§ **WHAT YOU ARE ASKED TO DO**:
Give back every line of the data exactly. Pictures are not part of the copy.

§ **DATA EXTRACTS**:
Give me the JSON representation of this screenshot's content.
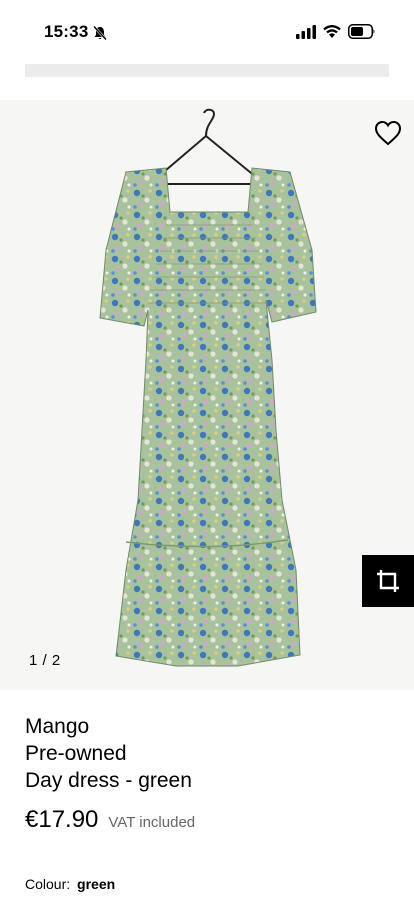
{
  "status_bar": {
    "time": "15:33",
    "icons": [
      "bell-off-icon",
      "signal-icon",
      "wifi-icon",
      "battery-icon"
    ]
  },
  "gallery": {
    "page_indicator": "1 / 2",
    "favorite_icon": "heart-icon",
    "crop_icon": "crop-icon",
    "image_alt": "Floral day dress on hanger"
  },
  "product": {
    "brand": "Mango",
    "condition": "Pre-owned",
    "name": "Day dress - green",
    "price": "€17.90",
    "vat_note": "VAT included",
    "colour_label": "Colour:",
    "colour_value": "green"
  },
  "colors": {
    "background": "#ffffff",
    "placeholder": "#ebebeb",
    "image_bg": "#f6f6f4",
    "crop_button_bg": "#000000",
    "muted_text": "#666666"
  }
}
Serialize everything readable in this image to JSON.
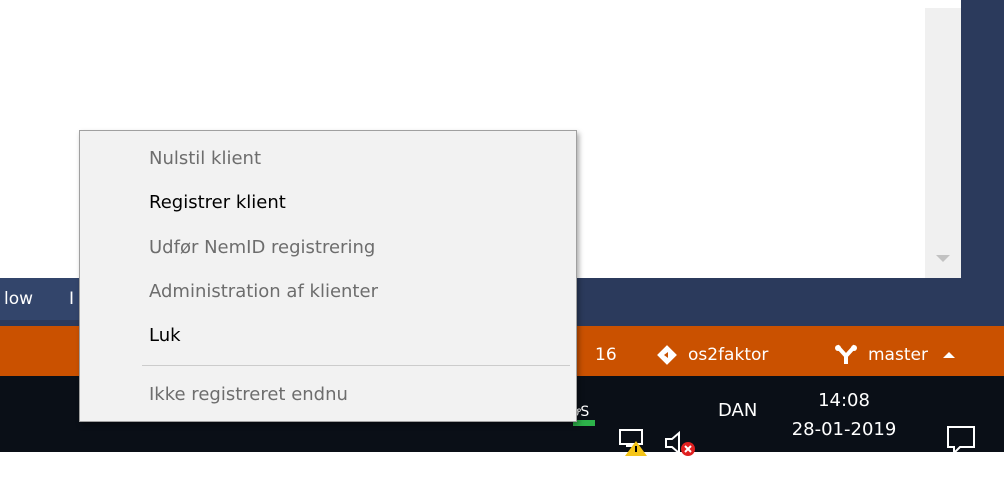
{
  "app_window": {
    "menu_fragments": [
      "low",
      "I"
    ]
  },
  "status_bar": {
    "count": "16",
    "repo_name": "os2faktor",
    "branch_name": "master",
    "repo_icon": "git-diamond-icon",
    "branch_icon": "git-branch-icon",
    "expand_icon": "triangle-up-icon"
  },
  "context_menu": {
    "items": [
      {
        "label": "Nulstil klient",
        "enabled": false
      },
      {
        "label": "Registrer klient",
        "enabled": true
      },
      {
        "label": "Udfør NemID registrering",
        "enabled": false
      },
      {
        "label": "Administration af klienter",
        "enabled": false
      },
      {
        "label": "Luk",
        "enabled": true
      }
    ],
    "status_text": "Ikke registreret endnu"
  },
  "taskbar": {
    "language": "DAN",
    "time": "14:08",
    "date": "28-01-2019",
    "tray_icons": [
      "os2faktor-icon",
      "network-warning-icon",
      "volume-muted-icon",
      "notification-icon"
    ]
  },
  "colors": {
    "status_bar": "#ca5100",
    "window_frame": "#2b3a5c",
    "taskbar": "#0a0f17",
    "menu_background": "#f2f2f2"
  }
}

§ **EXERCISE OUTPUT**:
Give me the JSON representation of this screenshot's content.
{
  "status_bar": {
    "time": "15:33",
    "icons": [
      "bell-off-icon",
      "signal-icon",
      "wifi-icon",
      "battery-icon"
    ]
  },
  "gallery": {
    "page_indicator": "1 / 2",
    "favorite_icon": "heart-icon",
    "crop_icon": "crop-icon",
    "image_alt": "Floral day dress on hanger"
  },
  "product": {
    "brand": "Mango",
    "condition": "Pre-owned",
    "name": "Day dress - green",
    "price": "€17.90",
    "vat_note": "VAT included",
    "colour_label": "Colour:",
    "colour_value": "green"
  },
  "colors": {
    "background": "#ffffff",
    "placeholder": "#ebebeb",
    "image_bg": "#f6f6f4",
    "crop_button_bg": "#000000",
    "muted_text": "#666666"
  }
}
Serialize everything readable in this image to JSON.
{
  "app_window": {
    "menu_fragments": [
      "low",
      "I"
    ]
  },
  "status_bar": {
    "count": "16",
    "repo_name": "os2faktor",
    "branch_name": "master",
    "repo_icon": "git-diamond-icon",
    "branch_icon": "git-branch-icon",
    "expand_icon": "triangle-up-icon"
  },
  "context_menu": {
    "items": [
      {
        "label": "Nulstil klient",
        "enabled": false
      },
      {
        "label": "Registrer klient",
        "enabled": true
      },
      {
        "label": "Udfør NemID registrering",
        "enabled": false
      },
      {
        "label": "Administration af klienter",
        "enabled": false
      },
      {
        "label": "Luk",
        "enabled": true
      }
    ],
    "status_text": "Ikke registreret endnu"
  },
  "taskbar": {
    "language": "DAN",
    "time": "14:08",
    "date": "28-01-2019",
    "tray_icons": [
      "os2faktor-icon",
      "network-warning-icon",
      "volume-muted-icon",
      "notification-icon"
    ]
  },
  "colors": {
    "status_bar": "#ca5100",
    "window_frame": "#2b3a5c",
    "taskbar": "#0a0f17",
    "menu_background": "#f2f2f2"
  }
}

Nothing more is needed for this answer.